Whatever you do, don't throw this Hoya into the briar patch

The way we remember Thomas Hoy, the 2nd Duke of Northumberland's gardener at Syon House, is through 300 species, and some varieties, of mostly waxy leaved creepers.

Hoyas were a novelty in London in the nineteenth century. They grow naturally across southern Asia into the Pacific Islands, with some extending into the Indian region. In Australia there are six native species, all but one extending into other neighbouring countries. 

In this blog in 2009, I was showing off the latest flowers on Wax Plant, Hoya australis. Growing below our decking in Sydney, this climbing vine enjoyed a nice humid and mostly shaded spot, with a little loving attention from time-to-time.

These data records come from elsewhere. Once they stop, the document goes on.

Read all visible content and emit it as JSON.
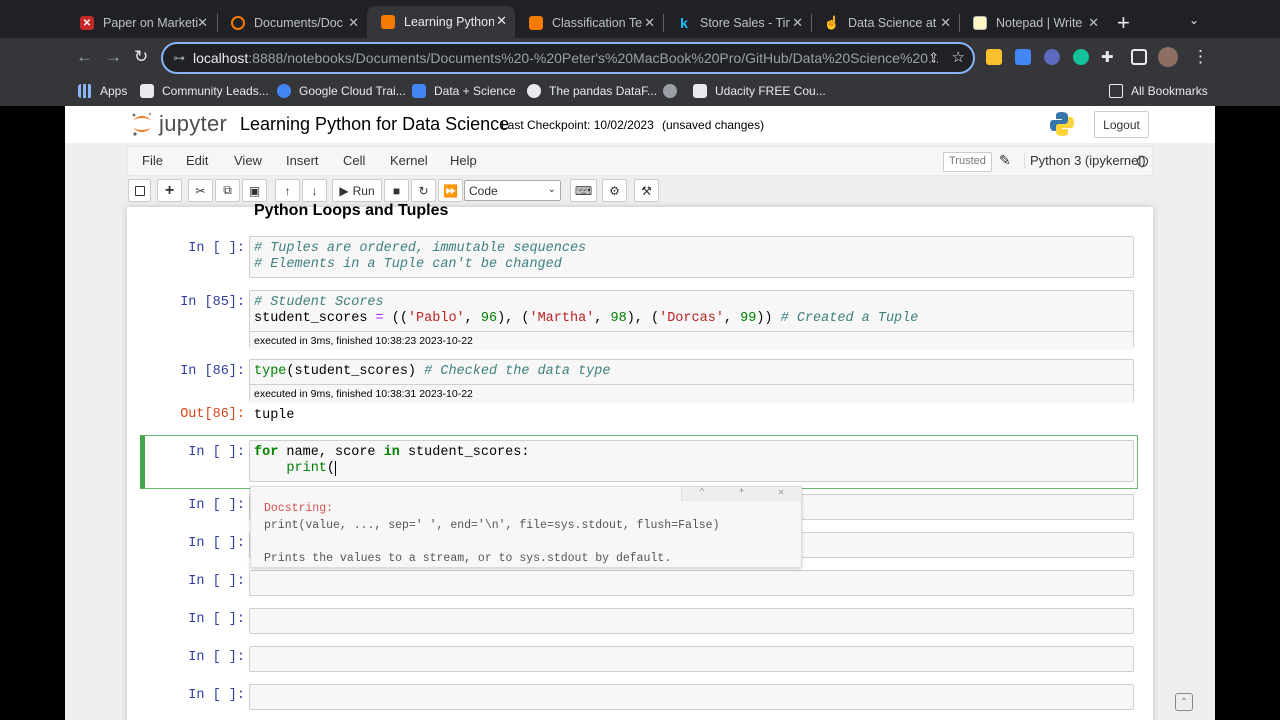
{
  "browser": {
    "tabs": [
      {
        "title": "Paper on Marketi",
        "fav_color": "#c62828",
        "fav_glyph": "✕"
      },
      {
        "title": "Documents/Doc",
        "fav_color": "#f57c00",
        "fav_glyph": "◯"
      },
      {
        "title": "Learning Python",
        "fav_color": "#f57c00",
        "fav_glyph": "▮"
      },
      {
        "title": "Classification Te",
        "fav_color": "#f57c00",
        "fav_glyph": "▮"
      },
      {
        "title": "Store Sales - Tim",
        "fav_color": "#20beff",
        "fav_glyph": "k"
      },
      {
        "title": "Data Science at",
        "fav_color": "#f4b400",
        "fav_glyph": "☝"
      },
      {
        "title": "Notepad | Write",
        "fav_color": "#fff8c4",
        "fav_glyph": ""
      }
    ],
    "url_host": "localhost",
    "url_rest": ":8888/notebooks/Documents/Documents%20-%20Peter's%20MacBook%20Pro/GitHub/Data%20Science%20...",
    "bookmarks": [
      {
        "label": "Apps",
        "color": "#8ab4f8"
      },
      {
        "label": "Community Leads...",
        "color": "#e8eaed"
      },
      {
        "label": "Google Cloud Trai...",
        "color": "#4285f4"
      },
      {
        "label": "Data + Science",
        "color": "#4285f4"
      },
      {
        "label": "The pandas DataF...",
        "color": "#e8eaed"
      },
      {
        "label": "",
        "color": "#9aa0a6"
      },
      {
        "label": "Udacity FREE Cou...",
        "color": "#e8eaed"
      }
    ],
    "all_bookmarks": "All Bookmarks"
  },
  "jupyter": {
    "logo_text": "jupyter",
    "notebook_title": "Learning Python for Data Science",
    "checkpoint": "Last Checkpoint: 10/02/2023",
    "unsaved": "(unsaved changes)",
    "logout": "Logout",
    "menu": [
      "File",
      "Edit",
      "View",
      "Insert",
      "Cell",
      "Kernel",
      "Help"
    ],
    "trusted": "Trusted",
    "kernel": "Python 3 (ipykernel)",
    "run_label": "Run",
    "cell_type": "Code"
  },
  "notebook": {
    "heading": "Python Loops and Tuples",
    "cells": {
      "c1": {
        "prompt": "In [ ]:"
      },
      "c2": {
        "prompt": "In [85]:",
        "exec": "executed in 3ms, finished 10:38:23 2023-10-22"
      },
      "c3": {
        "prompt": "In [86]:",
        "exec": "executed in 9ms, finished 10:38:31 2023-10-22",
        "out_prompt": "Out[86]:",
        "output": "tuple"
      },
      "c4": {
        "prompt": "In [ ]:"
      },
      "empty_prompt": "In [ ]:"
    },
    "tooltip": {
      "title": "Docstring:",
      "sig": "print(value, ..., sep=' ', end='\\n', file=sys.stdout, flush=False)",
      "desc": "Prints the values to a stream, or to sys.stdout by default."
    }
  }
}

The species is a popular plant in cultivation, and easy to grow, but it is just one subspecies of Hoya australis, called subspecies australis. It grows throughout the tropics of Australia and further afield, extending southward into north-eastern New South Wales.

There are four other subspecies: two (sanae, tenuipes) from Cape York Peninsula in Queensland and two from the Top End of Northern Territory, where I was visiting back in October 2016. One of the two Northern Territorian subspecies, oramicola, is found only in the Tiwi Islands, north of Darwin.

The other, rupicola (sometimes considered a separate species, Hoya rupicola) grows throughout monsoonal Northern Territory and in the nearby Kimberley region. I saw it at Litchfield National Park, near Tolmer Falls. 

Both Northern Territory subspecies lack things called colleters, a cluster of glands on the upper surface of the leave near to where the blade connects to its stalk. I gather you will find these in the more commonly cultivated subspecies australis, but I haven't been able to check yet. Thanks to Flickr image by Xylopia they look like this:

Hoya australis subspecies rupicola is a scrambler rather than a climber. In fact often it's little more than a couple of leaves among the rocks, looking as if they'd rather be somewhere else.  The highly succulent (chunky) leaves are good fit for this tough setting and you can see in this picture a stem heading out along the rocks to find another nook for its next cluster of leaves.

The name 'rupicola' means rock loving, or dwelling, and in the original description of this plant (as a species), botanist Ken Hill described rupicola as 'extremely succulent and drought resistant, growing in small humus accumulations usually on sandstone rocks, often in full sun'. Ken reminded us that this region (the monsoonal north of Australia) can have no rain for up to six months of the year.

But the plant is not foolish. In more sheltered places it can bulk up a bit, and one of the best places is scrambling under and around another species, as you can see here. .

*The title is an adaptation of the line used by Br'er Rabbit to escape being eaten by a fox. Brer and our hoya might imply they like the open ground but both thrive amid the undergrowth.